“The people were astonished at his teaching, for he taught them as one having authority and not as the scribes.”
A number of people have mentioned my appointment as presbyteral moderator of Christ the King and Christ the Healer Parishes: some with congratulations and many with questions. Those parishes had been served by a very fine priest, Fr. Larry Gelthaus, who went to his eternal reward at the untimely age of 60 last month. God rest his soul!
At its most basic level, authority and responsibility in a parish can be thought of in two broad functional areas: administrative and sacramental. Administrative functions can be delegated to anyone, while sacramental care must be delegated to the appropriate ministers. In typical circumstances, a pastor is appointed by the Archbishop and given authority for the administrative and sacramental functions of a parish. He may delegate responsibilities, but the pastor has final authority and responsibility for the spiritual and temporal goods of the parish and is answerable to the Archbishop.
In non-typical circumstances, a variety of arrangements can be utilized to provide for the administrative and sacramental care of the parishes. For Christ the King and Christ the Healer Parishes, the Archbishop expects to consult with the people of the parishes and appoint a new pastor in June. In the mean time, a number of priests have volunteered to assist with the sacramental care for the parishes. The Archbishop has also appointed Deacon John Froehlich as the administrator pro tempore, or the temporary administrator, for the two parishes to handle administrative responsibilities.

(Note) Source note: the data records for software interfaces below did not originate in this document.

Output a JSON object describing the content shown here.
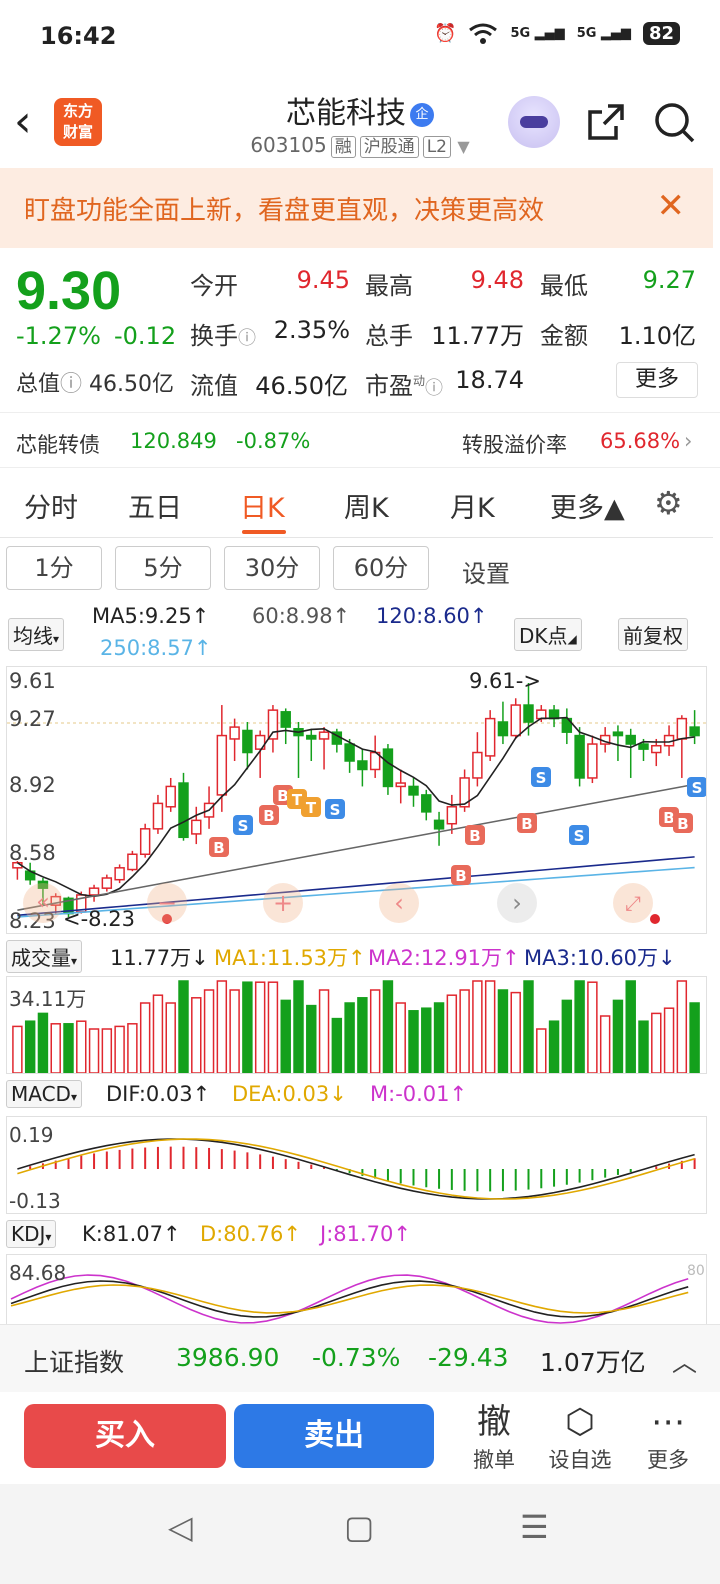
{
  "status": {
    "time": "16:42",
    "battery": "82",
    "sig1": "5G",
    "sig2": "5G"
  },
  "header": {
    "logo_line1": "东方",
    "logo_line2": "财富",
    "title": "芯能科技",
    "title_badge": "企",
    "code": "603105",
    "tags": [
      "融",
      "沪股通",
      "L2"
    ]
  },
  "banner": {
    "text": "盯盘功能全面上新，看盘更直观，决策更高效",
    "close": "✕"
  },
  "quote": {
    "price": "9.30",
    "change_pct": "-1.27%",
    "change": "-0.12",
    "market_cap_label": "总值",
    "market_cap": "46.50亿",
    "open_label": "今开",
    "open": "9.45",
    "high_label": "最高",
    "high": "9.48",
    "low_label": "最低",
    "low": "9.27",
    "turnover_label": "换手",
    "turnover": "2.35%",
    "volume_label": "总手",
    "volume": "11.77万",
    "amount_label": "金额",
    "amount": "1.10亿",
    "float_label": "流值",
    "float_cap": "46.50亿",
    "pe_label": "市盈",
    "pe_sup": "动",
    "pe": "18.74",
    "more": "更多"
  },
  "bond": {
    "name": "芯能转债",
    "price": "120.849",
    "pct": "-0.87%",
    "premium_label": "转股溢价率",
    "premium": "65.68%"
  },
  "tabs": [
    "分时",
    "五日",
    "日K",
    "周K",
    "月K",
    "更多▲"
  ],
  "periods": [
    "1分",
    "5分",
    "30分",
    "60分"
  ],
  "period_settings": "设置",
  "ma": {
    "selector": "均线",
    "ma5": "MA5:9.25↑",
    "ma60": "60:8.98↑",
    "ma120": "120:8.60↑",
    "ma250": "250:8.57↑",
    "dk_btn": "DK点",
    "adj_btn": "前复权",
    "ma5_color": "#222222",
    "ma60_color": "#666666",
    "ma120_color": "#1a2a8c",
    "ma250_color": "#5ab4e6"
  },
  "kchart": {
    "y_top": "9.61",
    "y_2": "9.27",
    "y_3": "8.92",
    "y_4": "8.58",
    "y_bottom": "8.23",
    "high_marker": "9.61->",
    "low_marker": "<-8.23"
  },
  "volume": {
    "selector": "成交量",
    "value": "11.77万↓",
    "ma1": "MA1:11.53万↑",
    "ma2": "MA2:12.91万↑",
    "ma3": "MA3:10.60万↓",
    "y_top": "34.11万"
  },
  "macd": {
    "selector": "MACD",
    "dif": "DIF:0.03↑",
    "dea": "DEA:0.03↓",
    "m": "M:-0.01↑",
    "y_top": "0.19",
    "y_bottom": "-0.13"
  },
  "kdj": {
    "selector": "KDJ",
    "k": "K:81.07↑",
    "d": "D:80.76↑",
    "j": "J:81.70↑",
    "y_top": "84.68",
    "y_right": "80"
  },
  "index": {
    "name": "上证指数",
    "value": "3986.90",
    "pct": "-0.73%",
    "change": "-29.43",
    "amount": "1.07万亿",
    "arrow": "︿"
  },
  "actions": {
    "buy": "买入",
    "sell": "卖出",
    "cancel_icon": "撤",
    "cancel": "撤单",
    "watch": "设自选",
    "more": "更多"
  },
  "chart_data": {
    "type": "candlestick",
    "ylim": [
      8.23,
      9.61
    ],
    "candles": [
      [
        8.52,
        8.55,
        8.45,
        8.56
      ],
      [
        8.5,
        8.45,
        8.42,
        8.55
      ],
      [
        8.44,
        8.4,
        8.3,
        8.46
      ],
      [
        8.3,
        8.35,
        8.25,
        8.37
      ],
      [
        8.34,
        8.25,
        8.23,
        8.35
      ],
      [
        8.26,
        8.36,
        8.25,
        8.38
      ],
      [
        8.36,
        8.4,
        8.32,
        8.42
      ],
      [
        8.4,
        8.46,
        8.38,
        8.48
      ],
      [
        8.45,
        8.52,
        8.43,
        8.54
      ],
      [
        8.51,
        8.6,
        8.5,
        8.62
      ],
      [
        8.6,
        8.75,
        8.58,
        8.78
      ],
      [
        8.75,
        8.9,
        8.72,
        8.95
      ],
      [
        8.88,
        9.0,
        8.85,
        9.05
      ],
      [
        9.02,
        8.7,
        8.68,
        9.08
      ],
      [
        8.72,
        8.8,
        8.66,
        8.88
      ],
      [
        8.82,
        8.9,
        8.75,
        9.0
      ],
      [
        8.95,
        9.3,
        8.85,
        9.48
      ],
      [
        9.28,
        9.35,
        9.15,
        9.4
      ],
      [
        9.33,
        9.2,
        9.1,
        9.38
      ],
      [
        9.22,
        9.3,
        9.05,
        9.33
      ],
      [
        9.28,
        9.45,
        9.2,
        9.48
      ],
      [
        9.44,
        9.35,
        9.25,
        9.46
      ],
      [
        9.34,
        9.3,
        9.05,
        9.38
      ],
      [
        9.3,
        9.28,
        9.15,
        9.34
      ],
      [
        9.28,
        9.32,
        9.1,
        9.35
      ],
      [
        9.32,
        9.25,
        9.2,
        9.34
      ],
      [
        9.25,
        9.15,
        9.08,
        9.28
      ],
      [
        9.15,
        9.1,
        9.0,
        9.22
      ],
      [
        9.1,
        9.2,
        9.05,
        9.3
      ],
      [
        9.22,
        9.0,
        8.95,
        9.25
      ],
      [
        9.0,
        9.02,
        8.9,
        9.1
      ],
      [
        9.0,
        8.95,
        8.88,
        9.05
      ],
      [
        8.95,
        8.85,
        8.8,
        8.98
      ],
      [
        8.8,
        8.75,
        8.65,
        8.85
      ],
      [
        8.78,
        8.88,
        8.72,
        8.95
      ],
      [
        8.88,
        9.05,
        8.85,
        9.1
      ],
      [
        9.05,
        9.2,
        9.0,
        9.32
      ],
      [
        9.18,
        9.4,
        9.15,
        9.45
      ],
      [
        9.38,
        9.3,
        9.25,
        9.5
      ],
      [
        9.3,
        9.48,
        9.28,
        9.52
      ],
      [
        9.48,
        9.38,
        9.3,
        9.61
      ],
      [
        9.4,
        9.45,
        9.38,
        9.48
      ],
      [
        9.45,
        9.4,
        9.35,
        9.48
      ],
      [
        9.4,
        9.32,
        9.25,
        9.46
      ],
      [
        9.3,
        9.05,
        9.0,
        9.35
      ],
      [
        9.05,
        9.25,
        9.02,
        9.3
      ],
      [
        9.25,
        9.3,
        9.2,
        9.35
      ],
      [
        9.32,
        9.3,
        9.15,
        9.36
      ],
      [
        9.3,
        9.25,
        9.05,
        9.34
      ],
      [
        9.25,
        9.22,
        9.15,
        9.28
      ],
      [
        9.2,
        9.24,
        9.12,
        9.28
      ],
      [
        9.24,
        9.3,
        9.18,
        9.36
      ],
      [
        9.28,
        9.4,
        9.05,
        9.42
      ],
      [
        9.35,
        9.3,
        9.25,
        9.45
      ]
    ]
  }
}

According to canon law, in almost all circumstances a priest, as pastor, must have final responsibility and authority for the spiritual and temporal goods of the parish, even if other responsibilities have been delegated for such. That is the case with these two parishes, even with volunteer priests and the administrator pro tempore. To delineate this role from a normal pastor, we use the term “presbyteral moderator” in the Archdiocese of Louisville. On a day to day basis, all of the functions of the parish have been delegated to others, but should some extraordinary issue arise, I will be engaged with seeking a resolution to that issue. This rarely happens, but I have been appointed as the presbyteral moderator just in case.
One of the things I have been doing and will continue to do for those parishes on a daily basis is to pray. I always take this responsibility of being a pastor seriously and personally. I pray for all of our parishioners, for those who have died and for their loved ones, for those who have asked me for prayer, for those who are ill, for all of those who receive baptism, first communion, confirmation, or marriage, for those families who receive the blessing of the child in the womb, for all of our high school students and especially for the ones I send letters of congratulations to for academic success, and for our RCIA participants, among others.
This prayer reflects that all authority in all of our lives really comes from God, that we have been given authority for service and that, apart from God, we can do nothing.